Could you print all the entries exactly?

## RECORDS SHOWN
[Start of section]
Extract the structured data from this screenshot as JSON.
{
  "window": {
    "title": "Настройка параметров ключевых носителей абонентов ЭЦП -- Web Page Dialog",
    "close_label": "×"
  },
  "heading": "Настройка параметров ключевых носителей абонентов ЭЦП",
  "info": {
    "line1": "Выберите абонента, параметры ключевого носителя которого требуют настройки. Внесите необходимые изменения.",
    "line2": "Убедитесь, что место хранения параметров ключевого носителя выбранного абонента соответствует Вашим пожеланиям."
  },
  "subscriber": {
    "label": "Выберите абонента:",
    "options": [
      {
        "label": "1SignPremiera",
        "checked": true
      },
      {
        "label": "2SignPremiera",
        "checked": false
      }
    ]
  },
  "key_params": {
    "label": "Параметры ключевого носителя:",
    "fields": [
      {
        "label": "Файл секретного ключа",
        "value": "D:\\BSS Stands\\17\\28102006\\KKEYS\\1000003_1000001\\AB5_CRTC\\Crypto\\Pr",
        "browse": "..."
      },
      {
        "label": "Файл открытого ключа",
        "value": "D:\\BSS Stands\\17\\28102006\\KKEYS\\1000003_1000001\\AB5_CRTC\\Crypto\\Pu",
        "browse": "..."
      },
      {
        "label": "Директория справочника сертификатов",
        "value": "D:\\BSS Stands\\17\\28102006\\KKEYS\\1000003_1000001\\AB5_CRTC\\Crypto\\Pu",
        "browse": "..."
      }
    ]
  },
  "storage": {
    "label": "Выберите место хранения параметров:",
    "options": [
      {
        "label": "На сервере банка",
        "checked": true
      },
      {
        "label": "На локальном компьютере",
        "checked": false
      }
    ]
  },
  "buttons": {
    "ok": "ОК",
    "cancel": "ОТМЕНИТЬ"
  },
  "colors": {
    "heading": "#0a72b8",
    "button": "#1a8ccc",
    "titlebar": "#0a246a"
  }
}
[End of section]
## EXERCISE ANSWER
Extract the structured data from this screenshot as JSON.
{
  "window": {
    "title": "Настройка параметров ключевых носителей абонентов ЭЦП -- Web Page Dialog",
    "close_label": "×"
  },
  "heading": "Настройка параметров ключевых носителей абонентов ЭЦП",
  "info": {
    "line1": "Выберите абонента, параметры ключевого носителя которого требуют настройки. Внесите необходимые изменения.",
    "line2": "Убедитесь, что место хранения параметров ключевого носителя выбранного абонента соответствует Вашим пожеланиям."
  },
  "subscriber": {
    "label": "Выберите абонента:",
    "options": [
      {
        "label": "1SignPremiera",
        "checked": true
      },
      {
        "label": "2SignPremiera",
        "checked": false
      }
    ]
  },
  "key_params": {
    "label": "Параметры ключевого носителя:",
    "fields": [
      {
        "label": "Файл секретного ключа",
        "value": "D:\\BSS Stands\\17\\28102006\\KKEYS\\1000003_1000001\\AB5_CRTC\\Crypto\\Pr",
        "browse": "..."
      },
      {
        "label": "Файл открытого ключа",
        "value": "D:\\BSS Stands\\17\\28102006\\KKEYS\\1000003_1000001\\AB5_CRTC\\Crypto\\Pu",
        "browse": "..."
      },
      {
        "label": "Директория справочника сертификатов",
        "value": "D:\\BSS Stands\\17\\28102006\\KKEYS\\1000003_1000001\\AB5_CRTC\\Crypto\\Pu",
        "browse": "..."
      }
    ]
  },
  "storage": {
    "label": "Выберите место хранения параметров:",
    "options": [
      {
        "label": "На сервере банка",
        "checked": true
      },
      {
        "label": "На локальном компьютере",
        "checked": false
      }
    ]
  },
  "buttons": {
    "ok": "ОК",
    "cancel": "ОТМЕНИТЬ"
  },
  "colors": {
    "heading": "#0a72b8",
    "button": "#1a8ccc",
    "titlebar": "#0a246a"
  }
}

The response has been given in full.